In the wake of the COVID-19 pandemic, Atterholt noticed a shift in the way students interacted with the campus community. “Coming out of the pandemic, the Student Engagement Network did a lot of research on the topic and found that well-being and engagement took a tank,” Atterholt said. “It was hard to feel engaged when everything was being done remotely.” The decline was noticeable for many other faculty members as well. “We wrote a lot about these issues for ourselves and I decided to design this project around that foundation we already had.” 

As a result, Atterholt created an engagement project to benefit students, faculty, and staff at the Shenango campus titled, "Working on Wellness Together: Engage Your Healthiest Self." The project was selected by the Student Engagement Network and includes funding in order to incorporate evidence-based strategies for supporting students into academic learning environments and to host on-campus events.

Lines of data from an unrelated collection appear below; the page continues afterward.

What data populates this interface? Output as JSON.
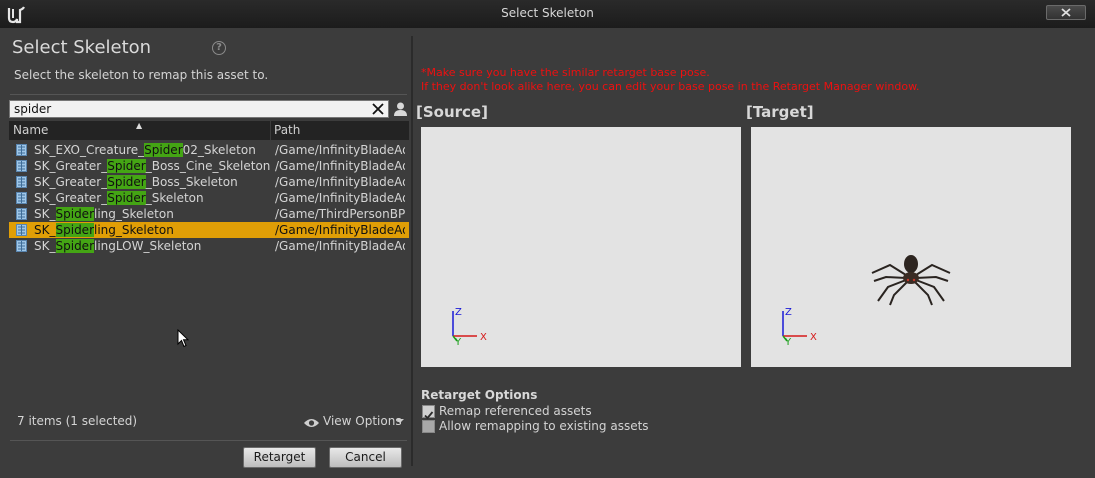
{
  "window": {
    "title": "Select Skeleton"
  },
  "left_panel": {
    "heading": "Select Skeleton",
    "subtitle": "Select the skeleton to remap this asset to.",
    "search": {
      "value": "spider"
    },
    "columns": {
      "name": "Name",
      "path": "Path"
    },
    "rows": [
      {
        "pre": "SK_EXO_Creature_",
        "match": "Spider",
        "post": "02_Skeleton",
        "path": "/Game/InfinityBladeAdv"
      },
      {
        "pre": "SK_Greater_",
        "match": "Spider",
        "post": "_Boss_Cine_Skeleton",
        "path": "/Game/InfinityBladeAdv"
      },
      {
        "pre": "SK_Greater_",
        "match": "Spider",
        "post": "_Boss_Skeleton",
        "path": "/Game/InfinityBladeAdv"
      },
      {
        "pre": "SK_Greater_",
        "match": "Spider",
        "post": "_Skeleton",
        "path": "/Game/InfinityBladeAdv"
      },
      {
        "pre": "SK_",
        "match": "Spider",
        "post": "ling_Skeleton",
        "path": "/Game/ThirdPersonBP/"
      },
      {
        "pre": "SK_",
        "match": "Spider",
        "post": "ling_Skeleton",
        "path": "/Game/InfinityBladeAdv",
        "selected": true
      },
      {
        "pre": "SK_",
        "match": "Spider",
        "post": "lingLOW_Skeleton",
        "path": "/Game/InfinityBladeAdv"
      }
    ],
    "item_count": "7 items (1 selected)",
    "view_options": "View Options",
    "buttons": {
      "retarget": "Retarget",
      "cancel": "Cancel"
    }
  },
  "right_panel": {
    "warning_line1": "*Make sure you have the similar retarget base pose.",
    "warning_line2": "If they don't look alike here, you can edit your base pose in the Retarget Manager window.",
    "source_label": "[Source]",
    "target_label": "[Target]",
    "axis": {
      "x": "X",
      "y": "Y",
      "z": "Z"
    },
    "retarget_options": {
      "title": "Retarget Options",
      "remap_referenced": {
        "label": "Remap referenced assets",
        "checked": true
      },
      "allow_remapping": {
        "label": "Allow remapping to existing assets",
        "checked": false
      }
    }
  },
  "colors": {
    "selection": "#e09e06",
    "match_highlight": "#44a514",
    "warning": "#ee1010"
  }
}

As the overseeing member of a faculty learning community at Shenango, Atterholt, along with faculty members across various disciplines, participated in mental health first-aid trainings and included well-being-specific language into existing curricula for the fall semester. On top of the mental health initiatives and course re-structuring, the faculty group also scheduled games and art activities designed to allow all members of the Shenango community to connect and feel a sense of belonging. “Wellness should be some fun, too,” said Atterholt. “We invited anyone on campus to come and play.” 

The group hosted two campus engagement activities in the fall semester and will hold two more in the spring, along with more mental health first-aid training for faculty, staff and students. With engagement opportunities like these, as well as small-scale and large-scale shifts in learning environments that promote well-being, the hope for the "Working on Wellness Together: Engage Your Healthiest Self" program is to reach as many in the Shenango community as possible. “We had about 211 students in the various classes who participated. In theory, at the conclusion of the spring semester, we could have about 400 people across this campus involved in some aspect of the project." 

“We have a research guide developed by a Schreyer Institute of Teaching Excellence partnering-faculty which has helped us collect data,” Atterholt said. “Hopefully, this goes great, and we have documented evidence. Then perhaps it can be duplicated at other Penn State campuses and beyond.”